Conor McGregor, the thinking man’s fighter

Recently two random topics I’ve been dabbling in collided: Stoicism and Conor McGregor.

I first started hearing about Stoicism through the Tim Ferris Podcast. He always has inspiring guests and I listen to his stuff regularly. He often points to stoicism and this prodded me to investigate a little further. It draws a nice little circle around a few ideas I haven’t connected before like being present and being grateful.

Separately I’ve recently become intrigued by Conor McGregor. I’m not much into MMA or UFC. And I’ve never seen him fight.
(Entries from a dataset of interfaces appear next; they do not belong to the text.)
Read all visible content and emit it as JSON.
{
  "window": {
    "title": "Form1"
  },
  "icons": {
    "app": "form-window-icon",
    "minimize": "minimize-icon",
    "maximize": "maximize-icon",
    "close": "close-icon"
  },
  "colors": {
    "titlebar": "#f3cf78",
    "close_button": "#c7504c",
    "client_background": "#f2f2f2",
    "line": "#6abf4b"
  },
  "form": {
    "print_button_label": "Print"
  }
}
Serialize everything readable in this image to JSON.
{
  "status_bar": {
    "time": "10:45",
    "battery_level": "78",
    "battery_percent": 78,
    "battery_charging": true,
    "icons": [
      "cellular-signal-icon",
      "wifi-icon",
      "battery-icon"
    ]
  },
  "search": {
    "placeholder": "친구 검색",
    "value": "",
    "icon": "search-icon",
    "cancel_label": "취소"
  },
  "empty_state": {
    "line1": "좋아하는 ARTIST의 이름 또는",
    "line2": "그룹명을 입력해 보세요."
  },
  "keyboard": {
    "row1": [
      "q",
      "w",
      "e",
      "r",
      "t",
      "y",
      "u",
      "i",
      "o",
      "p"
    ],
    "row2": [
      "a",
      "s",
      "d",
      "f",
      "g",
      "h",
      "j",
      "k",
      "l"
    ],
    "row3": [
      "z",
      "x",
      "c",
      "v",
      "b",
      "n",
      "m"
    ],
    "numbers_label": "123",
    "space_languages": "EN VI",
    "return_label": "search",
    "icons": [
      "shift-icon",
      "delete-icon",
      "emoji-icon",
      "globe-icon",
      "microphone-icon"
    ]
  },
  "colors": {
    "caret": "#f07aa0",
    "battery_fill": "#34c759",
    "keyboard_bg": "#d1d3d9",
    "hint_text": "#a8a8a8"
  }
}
But I’ve heard him talk about his craft and it really hits me. He has such clarity of thought. He knows who he is, where he’s going and how he’s going to get there. It’s not your typical chest thumping shouty stuff. It’s his quiet but unwavering belief that he’s already arrived that I find inspiring.

Turns out that much of McGregor’s approach aligns with stoic philosophy (I’m not sure if he’s a fan or if it’s just a coincidence) and some clever cat made a video. Then, said video found me (thank you YouTube algorithm).

It was very satisfying to connect the dots. Kinda like theory and practice coming together. Here’s this guy with such passion and belief. And here’s why it works.

If you haven’t heard of these I’d recommend them. Stoicism, seems to give perspective with a focus on what’s really important in life. And this cheeky little bugger from Ireland shows how it’s done.

I hope you enjoy. Let me know if you do.

This is the video that found me

7 principles

These are the seven principles mentioned in the video. Plus a few notes I scratched in. Not meant to be a detailed study of stoicism, but it helped me get my head around it. I hope you find it useful too.

  1. Want what you have. Appreciate this and don’t desire things
  2. Everything is neutral. It’s your reaction to events that makes you feel good/bad not the event
  3. Practice separation. Things you can control, things you can’t. “Improvise, adapt, overcome”. Spend energy on what you can control.
  4. Turning the obstacle upside down. Turn negatives into positives. Avoid negative spirals. There is no good or bad, only your perception of it.
  5. Assume voluntary discomfort. Avoid sense of entitlement. “Anxiety and fear is often based in ignorance and uncertainty “ – Seneca
  6. Emotions are created internally. Frame your thoughts on what happens inside, don’t react to external
  7. Care less. This is not the same as being careless. Don’t let external things that you can’t control create your mood.